Two Poems by Aaron Samuels

by Leslie Anne Mcilroy


1986 - Mark Wahlberg assaults a black school boy while screaming racial epithets

I imagine myself a black school boy
Marky’s creamy knuckles
caressing my upper neck,

his large thumbs
playing the instrument
of my throat.

It could have ended
with a wanton gaze —
a mild flirtation

across a vacant Boston street
but as in all love poems
there was a tension

neither of us could control:
some call it magnetism,
some rapture,

in Boston it tastes like a rock
gently gliding
through an eye socket,

a large-dicked Marky Mark
blowing kisses
the way Dorchester taught him

one stone at a time
through the Irish wind.

 

 

I made it up

I remember the exact moment a flock of pale faces
blew from the summer wind, & like a swift fog,

had surrounded Brian & me, the only black kids at nerd camp,
& they opened their hungry eyes, asked us can you rap?

& you are mixed & Brian is your nerd camp best friend
which means you don’t know him that well,

but he is black, & you are probably black,
& this means you know him well enough

to know that he definitely cannot rap, at all,
not Jay-Z, not Beastie, not the Cha Cha Slide

but just as all things black, & nerd, & desperate
revolve & cycle in the summer glow, I knew

that Brian knew that  I— born of Pokémon Cards,
& a Velcro wallet tied around my wrist — that I

definitely could not rap. But in this moment, this chasm
of black fraud, Brian looks the wolf pack in the eye & says:

of course, we stay rappin’
& there was my answer,

when the Blacker version of myself was conjured into the wind.
It is not that regular version of myself isn’t Black; he is

technically, genetically, but not the same Black
that can sit & proudly next to his fraudulent Black friend

& lie — like a Black boy in a room full of jackals
with the truth dangling in the breeze —

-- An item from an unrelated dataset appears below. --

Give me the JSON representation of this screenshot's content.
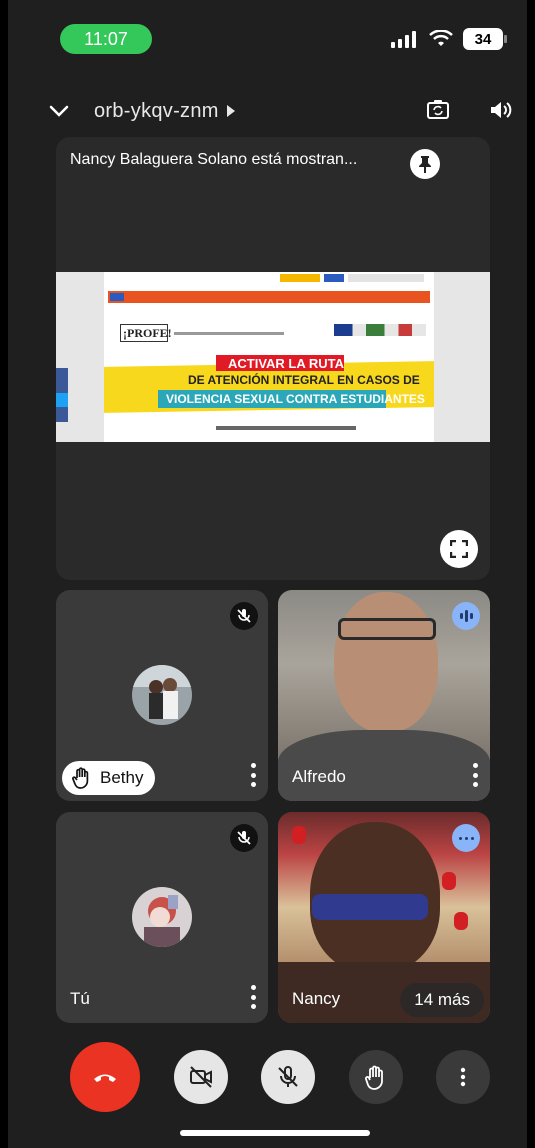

a dark animal holding on for dear life
to the singe of my burning friend.


Aaron Samuels Author Photo.jpg

Aaron Samuels, raised in Providence, Rhode Island by a Jewish mother and a Black father, is a Cave Canem Fellow and a nationally acclaimed performer. His work has been nominated for a Pushcart Prize, featured on TV One’s Verses & Flow, and has appeared in many journals including Tidal Basin Review and Muzzle Magazine.  His debut collection of poetry, Yarmulkes & Fitted Caps was released on Write Bloody Publishing in fall 2013.